A large financial institution that is a major participant in the swaps market instituted an audio data retention policy to conform with newly enacted regulatory requirements which required swaps dealers to keep a record, for one year, of all oral communications concerning quotes, solicitations, bids, offers, instructions, trading and prices that lead to the execution of a swap, whether communicated by telephone, voicemail, mobile device or other digital or electronic media. As required by the regulations, the company records, retains, time-stamps and indexes terabytes of oral communications from a variety of devices used by hundreds of employees who are involved in swaps trading activities. The company’s legal department has been tasked with identifying and minimizing the risks associated with compliance with these new regulations.
Preservation and Discovery of Audio Recordings
The creation, retention and production of audio recordings is compulsory in certain regulatory contexts. For instance, the Securities and Exchange Commission (“SEC”), the Commodity Futures Trading Commission (“CFTC”) and certain other regulatory entities require that certain oral communications—e.g., telephone and “squawk box” conversations—be recorded and maintained for certain individuals such as Broker Dealers (SEC) or Registrants (CFTC).
These requirements permit regulators to review such data under a variety of scenarios. One scenario is a routine regulatory examination, during which regulators analyze whether a registered entity’s operations are compliant with applicable regulations—e.g., is the regulated entity in fact recording and maintaining audio files as required by applicable regulations. Regulators also investigate possible regulatory violations, and in such investigations, the content of the audio recordings themselves will be of primary importance. As a practical matter, regulated entities often strive to comply with requests for audio data in order to cooperate with investigations and because such requests are often already narrowly tailored to one or two individuals over a short period of time.

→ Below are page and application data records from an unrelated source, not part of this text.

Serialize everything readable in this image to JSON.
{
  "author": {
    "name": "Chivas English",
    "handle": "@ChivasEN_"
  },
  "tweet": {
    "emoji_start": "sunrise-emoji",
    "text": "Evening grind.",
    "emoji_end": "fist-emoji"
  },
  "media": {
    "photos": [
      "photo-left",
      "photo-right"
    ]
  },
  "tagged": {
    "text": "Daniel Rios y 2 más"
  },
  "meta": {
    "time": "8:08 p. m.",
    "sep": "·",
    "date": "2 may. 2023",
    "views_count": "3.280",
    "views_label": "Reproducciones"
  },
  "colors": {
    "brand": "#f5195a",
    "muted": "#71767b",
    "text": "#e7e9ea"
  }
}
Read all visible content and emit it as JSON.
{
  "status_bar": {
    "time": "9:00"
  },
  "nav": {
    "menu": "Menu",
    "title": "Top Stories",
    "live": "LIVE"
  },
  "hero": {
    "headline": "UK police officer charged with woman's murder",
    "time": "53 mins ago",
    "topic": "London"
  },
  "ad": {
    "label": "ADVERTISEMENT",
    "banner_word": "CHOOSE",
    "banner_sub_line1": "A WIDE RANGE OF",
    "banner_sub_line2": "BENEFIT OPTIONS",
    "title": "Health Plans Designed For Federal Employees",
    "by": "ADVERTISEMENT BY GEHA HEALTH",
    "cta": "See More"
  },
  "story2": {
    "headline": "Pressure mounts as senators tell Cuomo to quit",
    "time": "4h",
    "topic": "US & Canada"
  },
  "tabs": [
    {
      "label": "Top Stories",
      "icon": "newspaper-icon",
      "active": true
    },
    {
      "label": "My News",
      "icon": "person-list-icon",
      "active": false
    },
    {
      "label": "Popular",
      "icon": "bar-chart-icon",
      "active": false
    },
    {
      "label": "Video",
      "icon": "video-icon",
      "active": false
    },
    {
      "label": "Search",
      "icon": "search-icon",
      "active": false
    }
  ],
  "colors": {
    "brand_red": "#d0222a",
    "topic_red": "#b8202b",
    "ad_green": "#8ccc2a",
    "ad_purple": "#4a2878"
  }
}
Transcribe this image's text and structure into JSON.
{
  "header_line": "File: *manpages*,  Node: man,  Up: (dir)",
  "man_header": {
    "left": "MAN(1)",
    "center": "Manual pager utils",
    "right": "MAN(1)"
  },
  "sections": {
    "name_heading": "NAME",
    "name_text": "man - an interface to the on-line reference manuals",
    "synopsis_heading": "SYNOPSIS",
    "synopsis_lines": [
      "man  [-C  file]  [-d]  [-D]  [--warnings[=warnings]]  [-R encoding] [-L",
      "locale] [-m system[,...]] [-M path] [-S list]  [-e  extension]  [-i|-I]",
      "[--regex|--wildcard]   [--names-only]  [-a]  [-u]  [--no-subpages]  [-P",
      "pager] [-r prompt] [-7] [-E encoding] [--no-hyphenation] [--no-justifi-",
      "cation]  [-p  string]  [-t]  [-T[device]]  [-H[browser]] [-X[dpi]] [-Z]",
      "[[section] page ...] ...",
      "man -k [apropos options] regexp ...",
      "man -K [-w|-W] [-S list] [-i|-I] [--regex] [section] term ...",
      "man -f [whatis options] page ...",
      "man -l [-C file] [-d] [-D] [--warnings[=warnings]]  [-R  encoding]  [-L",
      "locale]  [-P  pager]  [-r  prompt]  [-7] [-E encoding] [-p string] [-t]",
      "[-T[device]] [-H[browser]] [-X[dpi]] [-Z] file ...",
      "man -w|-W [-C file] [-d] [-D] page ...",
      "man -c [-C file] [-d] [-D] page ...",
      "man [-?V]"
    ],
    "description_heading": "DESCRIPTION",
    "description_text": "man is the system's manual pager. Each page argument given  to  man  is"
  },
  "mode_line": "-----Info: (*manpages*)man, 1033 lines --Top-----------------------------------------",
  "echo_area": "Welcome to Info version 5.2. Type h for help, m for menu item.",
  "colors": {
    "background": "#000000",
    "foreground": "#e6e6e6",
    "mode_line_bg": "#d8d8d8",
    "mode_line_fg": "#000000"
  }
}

However, once created and maintained for regulatory or other purposes, audio recordings may be discoverable in civil litigation or subject to discovery in the context of criminal investigations. In the criminal context, in addition to the usual investigative powers of criminal prosecutors, certain regulations explicitly require registered entities to permit the Department of Justice to have access to all daily trading records.
In the civil context, electronically stored information (“ESI”) is discoverable under Federal Rule of Civil Procedure 34 if it is “stored in any medium” from which it can be obtained “either directly or, if necessary, after translation … into a reasonably usable form.” Audio recordings are, thus, treated under the Rules like any other medium, such as email, and may be considered discoverable ESI. Further, requests for audio data in civil discovery are likely, at least initially, to be coextensive with document requests and are, therefore, likely to cover many custodians over a long period of time. In such cases, compliance may be unduly burdensome.
Federal Rule of Civil Procedure 26 protects a party from being forced to produce ESI from sources that that are “not reasonably accessible because of undue burden or cost.” However, there has been little explicit guidance from the courts on the degree to which this rule may apply to requests for large amounts of audio data.
In other ESI contexts, courts have crafted novel approaches to balance discovery rights against burden and cost concerns, rather than preclude discovery entirely. For example, although courts typically rule that requests for production from email backup tapes impose an undue burden, some courts have allowed restoration of a limited set of backup tapes, at shared or shifted cost, where emails from the relevant period have not been retained. Given that certain audio recordings are required to be created and maintained for the purpose of production to regulators, a court could presume them to be reasonably accessible, and expect such regulated entities to maintain audio in a manner that provides for ready access.
Strategies and Best Practices
As a threshold matter, it is important to know what audio data is being recorded and how long it is being maintained. Typical examples of sources of audio data include:
The collection, processing, review and production of such sources of audio files have the potential to be costly and time consuming. However, there may be ways to attempt to narrow such broad requests—through negotiations with counterparties or by conducting preliminary discovery—that are likely to satisfy the regulator or the Court and help reduce the costs and burdens involved.
In conclusion, companies may face the prospect of reviewing and producing audio data in the regulatory, criminal and civil litigation contexts. Couple that possibility with the broad regulatory retention requirements and companies have ample reason to ensure they have appropriate systems in place to help effectively and efficiently comply with requests for audio data.
You have no pages selected. Please select pages to email then resubmit.